[Entries from a dataset of interfaces]
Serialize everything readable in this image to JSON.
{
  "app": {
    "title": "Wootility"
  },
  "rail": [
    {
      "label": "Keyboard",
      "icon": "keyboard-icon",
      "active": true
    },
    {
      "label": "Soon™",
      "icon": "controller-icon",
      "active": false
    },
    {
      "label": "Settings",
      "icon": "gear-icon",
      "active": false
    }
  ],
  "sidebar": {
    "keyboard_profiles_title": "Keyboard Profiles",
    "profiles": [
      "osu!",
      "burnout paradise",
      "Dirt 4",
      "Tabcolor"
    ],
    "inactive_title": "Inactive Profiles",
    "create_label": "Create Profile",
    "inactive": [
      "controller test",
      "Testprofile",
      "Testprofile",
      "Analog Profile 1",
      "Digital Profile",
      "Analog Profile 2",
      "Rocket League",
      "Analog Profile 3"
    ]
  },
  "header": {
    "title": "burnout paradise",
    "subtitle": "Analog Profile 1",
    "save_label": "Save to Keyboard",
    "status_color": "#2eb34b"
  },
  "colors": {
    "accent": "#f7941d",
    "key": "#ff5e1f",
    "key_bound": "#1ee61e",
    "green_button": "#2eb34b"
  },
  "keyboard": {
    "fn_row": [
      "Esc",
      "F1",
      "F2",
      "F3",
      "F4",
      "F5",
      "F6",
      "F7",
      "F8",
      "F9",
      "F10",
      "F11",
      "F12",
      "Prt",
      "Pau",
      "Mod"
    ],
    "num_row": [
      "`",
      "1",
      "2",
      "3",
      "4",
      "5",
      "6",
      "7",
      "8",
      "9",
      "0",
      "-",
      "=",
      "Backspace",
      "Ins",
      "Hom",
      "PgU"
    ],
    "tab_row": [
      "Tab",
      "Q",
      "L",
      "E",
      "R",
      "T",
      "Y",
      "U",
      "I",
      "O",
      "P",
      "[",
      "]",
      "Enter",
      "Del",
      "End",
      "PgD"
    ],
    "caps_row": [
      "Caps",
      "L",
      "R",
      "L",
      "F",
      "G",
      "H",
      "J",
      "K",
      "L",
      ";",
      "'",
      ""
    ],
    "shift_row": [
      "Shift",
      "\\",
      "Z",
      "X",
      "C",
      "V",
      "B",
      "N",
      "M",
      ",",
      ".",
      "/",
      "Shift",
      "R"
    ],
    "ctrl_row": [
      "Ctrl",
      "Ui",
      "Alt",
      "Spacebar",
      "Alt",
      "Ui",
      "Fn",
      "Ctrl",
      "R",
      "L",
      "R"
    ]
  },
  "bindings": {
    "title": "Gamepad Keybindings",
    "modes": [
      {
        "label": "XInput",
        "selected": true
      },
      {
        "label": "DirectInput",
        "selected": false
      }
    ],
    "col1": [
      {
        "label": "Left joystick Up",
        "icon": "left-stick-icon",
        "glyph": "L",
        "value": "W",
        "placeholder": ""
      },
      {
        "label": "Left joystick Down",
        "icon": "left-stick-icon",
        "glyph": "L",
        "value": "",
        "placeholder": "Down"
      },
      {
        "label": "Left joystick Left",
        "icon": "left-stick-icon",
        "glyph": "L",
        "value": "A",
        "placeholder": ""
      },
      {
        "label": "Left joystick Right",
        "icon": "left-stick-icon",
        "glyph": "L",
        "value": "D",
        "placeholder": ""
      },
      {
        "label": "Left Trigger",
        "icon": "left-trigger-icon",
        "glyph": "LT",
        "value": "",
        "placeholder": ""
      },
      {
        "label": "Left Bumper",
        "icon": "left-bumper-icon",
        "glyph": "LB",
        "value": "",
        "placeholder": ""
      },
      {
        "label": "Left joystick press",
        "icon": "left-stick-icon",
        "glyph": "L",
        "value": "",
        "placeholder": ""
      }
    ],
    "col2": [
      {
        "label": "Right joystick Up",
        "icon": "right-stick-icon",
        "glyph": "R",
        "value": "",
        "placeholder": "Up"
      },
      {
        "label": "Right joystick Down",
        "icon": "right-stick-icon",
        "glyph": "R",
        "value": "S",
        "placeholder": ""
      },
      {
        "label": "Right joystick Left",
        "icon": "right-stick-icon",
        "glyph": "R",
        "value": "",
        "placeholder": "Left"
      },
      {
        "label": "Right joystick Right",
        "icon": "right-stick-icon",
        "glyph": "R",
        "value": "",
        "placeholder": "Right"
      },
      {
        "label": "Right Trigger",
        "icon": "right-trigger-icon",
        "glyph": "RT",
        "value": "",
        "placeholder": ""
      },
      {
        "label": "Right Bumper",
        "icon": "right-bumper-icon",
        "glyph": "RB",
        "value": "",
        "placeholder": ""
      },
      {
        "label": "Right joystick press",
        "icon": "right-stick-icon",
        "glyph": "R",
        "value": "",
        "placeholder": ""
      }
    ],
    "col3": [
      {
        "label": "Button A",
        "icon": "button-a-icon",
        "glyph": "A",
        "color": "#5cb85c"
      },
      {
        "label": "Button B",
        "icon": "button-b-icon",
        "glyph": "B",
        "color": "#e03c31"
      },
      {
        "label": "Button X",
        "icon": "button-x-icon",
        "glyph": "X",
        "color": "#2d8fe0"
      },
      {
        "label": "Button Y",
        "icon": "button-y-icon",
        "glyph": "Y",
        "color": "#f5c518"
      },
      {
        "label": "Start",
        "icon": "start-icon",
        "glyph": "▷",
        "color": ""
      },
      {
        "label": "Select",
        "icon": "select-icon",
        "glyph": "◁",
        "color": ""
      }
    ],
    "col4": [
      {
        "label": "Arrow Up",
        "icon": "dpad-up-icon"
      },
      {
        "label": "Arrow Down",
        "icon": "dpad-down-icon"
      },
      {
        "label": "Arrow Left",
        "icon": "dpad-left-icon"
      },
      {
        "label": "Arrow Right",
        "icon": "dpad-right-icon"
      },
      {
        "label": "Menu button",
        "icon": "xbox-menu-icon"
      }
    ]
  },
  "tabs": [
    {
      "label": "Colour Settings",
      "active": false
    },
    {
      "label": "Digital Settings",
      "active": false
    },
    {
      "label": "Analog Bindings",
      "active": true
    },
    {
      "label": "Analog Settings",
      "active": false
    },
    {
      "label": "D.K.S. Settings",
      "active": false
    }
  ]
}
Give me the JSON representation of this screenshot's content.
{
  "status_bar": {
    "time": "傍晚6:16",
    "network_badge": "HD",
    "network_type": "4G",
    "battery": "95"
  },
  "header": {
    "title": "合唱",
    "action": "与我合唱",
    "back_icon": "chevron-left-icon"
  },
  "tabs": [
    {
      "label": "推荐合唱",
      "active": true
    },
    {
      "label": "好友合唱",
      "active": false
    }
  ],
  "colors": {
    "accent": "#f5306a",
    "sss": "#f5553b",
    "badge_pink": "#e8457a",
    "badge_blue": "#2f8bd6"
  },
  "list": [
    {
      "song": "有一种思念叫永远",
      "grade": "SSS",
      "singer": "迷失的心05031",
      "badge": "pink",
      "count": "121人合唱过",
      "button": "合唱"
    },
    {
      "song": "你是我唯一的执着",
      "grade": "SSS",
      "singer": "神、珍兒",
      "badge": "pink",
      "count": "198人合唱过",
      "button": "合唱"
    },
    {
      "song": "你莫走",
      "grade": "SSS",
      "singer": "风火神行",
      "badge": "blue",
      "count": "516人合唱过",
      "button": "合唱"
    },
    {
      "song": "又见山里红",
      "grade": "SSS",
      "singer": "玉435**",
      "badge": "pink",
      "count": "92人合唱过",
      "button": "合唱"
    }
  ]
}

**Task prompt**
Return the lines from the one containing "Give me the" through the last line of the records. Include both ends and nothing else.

**Response area**
Give me the JSON representation of this screenshot's content.
{
  "status_bar": {
    "time": "傍晚6:16",
    "network_badge": "HD",
    "network_type": "4G",
    "battery": "95"
  },
  "header": {
    "title": "合唱",
    "action": "与我合唱",
    "back_icon": "chevron-left-icon"
  },
  "tabs": [
    {
      "label": "推荐合唱",
      "active": true
    },
    {
      "label": "好友合唱",
      "active": false
    }
  ],
  "colors": {
    "accent": "#f5306a",
    "sss": "#f5553b",
    "badge_pink": "#e8457a",
    "badge_blue": "#2f8bd6"
  },
  "list": [
    {
      "song": "有一种思念叫永远",
      "grade": "SSS",
      "singer": "迷失的心05031",
      "badge": "pink",
      "count": "121人合唱过",
      "button": "合唱"
    },
    {
      "song": "你是我唯一的执着",
      "grade": "SSS",
      "singer": "神、珍兒",
      "badge": "pink",
      "count": "198人合唱过",
      "button": "合唱"
    },
    {
      "song": "你莫走",
      "grade": "SSS",
      "singer": "风火神行",
      "badge": "blue",
      "count": "516人合唱过",
      "button": "合唱"
    },
    {
      "song": "又见山里红",
      "grade": "SSS",
      "singer": "玉435**",
      "badge": "pink",
      "count": "92人合唱过",
      "button": "合唱"
    }
  ]
}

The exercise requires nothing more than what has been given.